▸ **TASK DESCRIPTION**: Each line of the records below that holds "JSON" should be copied out.

Dataset rows describing interfaces
%%
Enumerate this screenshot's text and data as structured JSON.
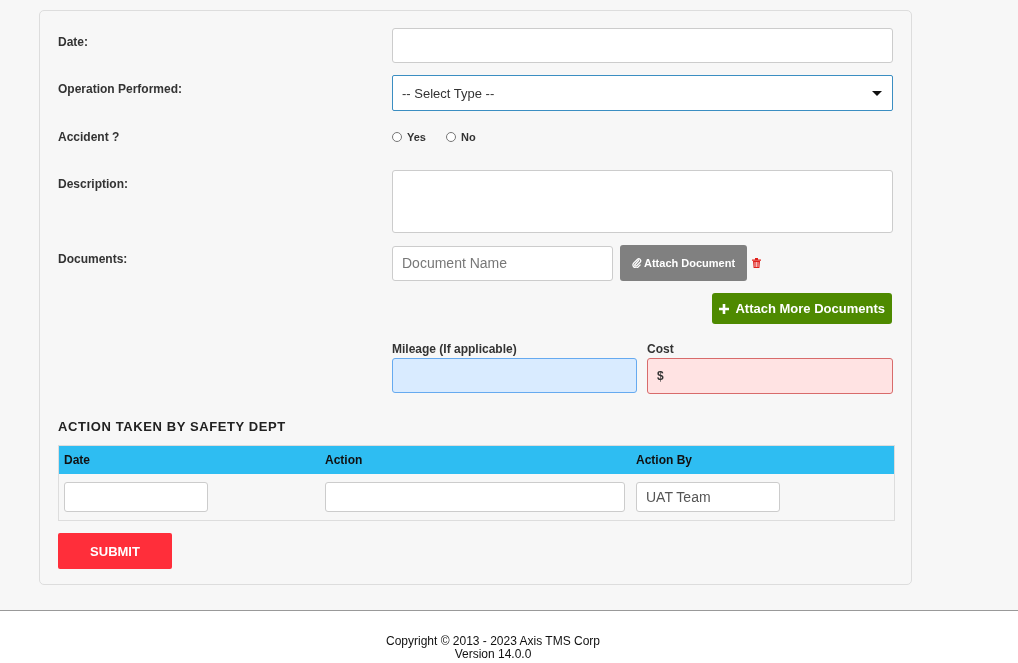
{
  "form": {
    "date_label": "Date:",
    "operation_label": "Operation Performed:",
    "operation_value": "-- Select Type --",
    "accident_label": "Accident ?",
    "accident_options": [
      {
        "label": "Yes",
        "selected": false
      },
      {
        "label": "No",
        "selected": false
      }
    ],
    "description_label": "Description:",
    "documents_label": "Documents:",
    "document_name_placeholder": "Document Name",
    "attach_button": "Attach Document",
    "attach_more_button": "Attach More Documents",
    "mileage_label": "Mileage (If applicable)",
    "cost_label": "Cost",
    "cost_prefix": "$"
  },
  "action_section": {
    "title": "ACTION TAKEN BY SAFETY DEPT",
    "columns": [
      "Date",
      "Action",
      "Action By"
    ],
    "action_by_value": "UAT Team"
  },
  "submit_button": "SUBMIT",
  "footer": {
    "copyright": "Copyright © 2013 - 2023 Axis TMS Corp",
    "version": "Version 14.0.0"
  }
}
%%
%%
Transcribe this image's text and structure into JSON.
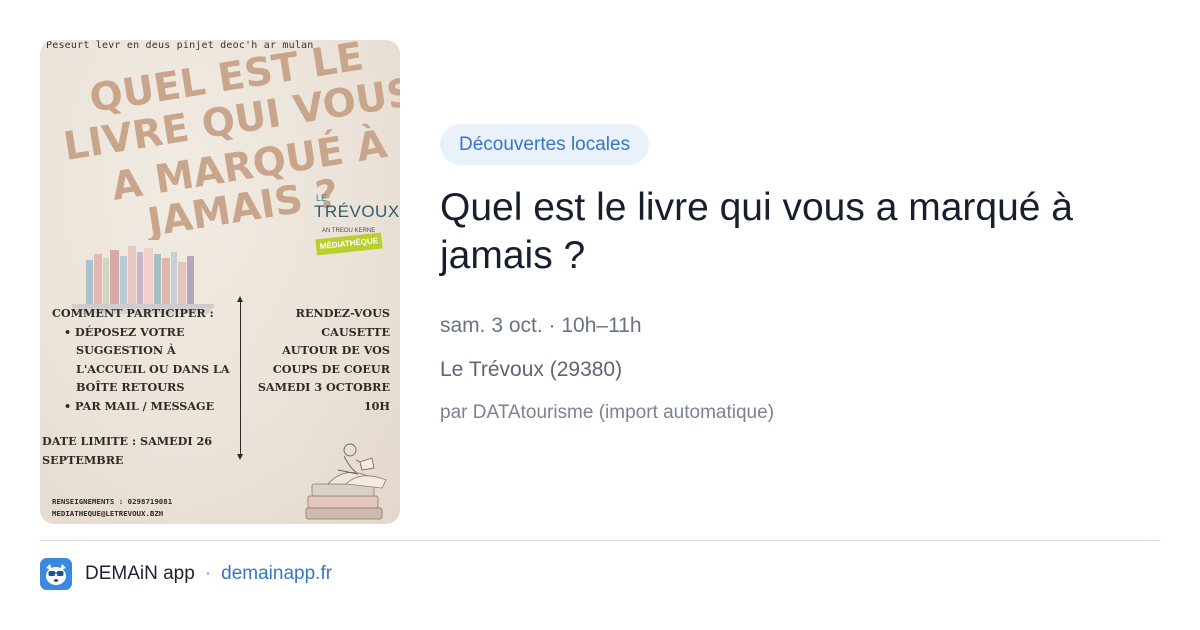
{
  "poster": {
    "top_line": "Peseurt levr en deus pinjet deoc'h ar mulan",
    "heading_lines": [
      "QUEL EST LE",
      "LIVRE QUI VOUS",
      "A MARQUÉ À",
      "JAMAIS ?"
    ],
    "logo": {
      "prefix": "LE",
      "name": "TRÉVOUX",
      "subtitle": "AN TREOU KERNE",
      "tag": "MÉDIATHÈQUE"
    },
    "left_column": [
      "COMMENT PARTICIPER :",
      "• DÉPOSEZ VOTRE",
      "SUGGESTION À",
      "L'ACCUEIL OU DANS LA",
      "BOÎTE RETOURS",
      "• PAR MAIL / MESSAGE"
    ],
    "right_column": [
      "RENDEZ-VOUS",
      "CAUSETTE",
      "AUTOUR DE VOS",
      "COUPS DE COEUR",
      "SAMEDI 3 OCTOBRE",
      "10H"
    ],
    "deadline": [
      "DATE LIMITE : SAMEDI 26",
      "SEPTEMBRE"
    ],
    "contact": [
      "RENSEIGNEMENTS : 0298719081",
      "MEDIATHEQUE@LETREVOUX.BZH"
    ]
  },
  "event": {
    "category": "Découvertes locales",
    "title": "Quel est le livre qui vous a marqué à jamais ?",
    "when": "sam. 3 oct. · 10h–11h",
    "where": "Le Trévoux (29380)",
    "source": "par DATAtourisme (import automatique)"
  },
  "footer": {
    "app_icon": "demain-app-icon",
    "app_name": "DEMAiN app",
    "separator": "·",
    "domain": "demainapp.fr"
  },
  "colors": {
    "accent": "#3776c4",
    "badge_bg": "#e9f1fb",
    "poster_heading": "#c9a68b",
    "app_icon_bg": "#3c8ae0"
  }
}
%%
▸ **YOUR RESPONSE**:
Enumerate this screenshot's text and data as structured JSON.
Transcribe this image's text and structure into JSON.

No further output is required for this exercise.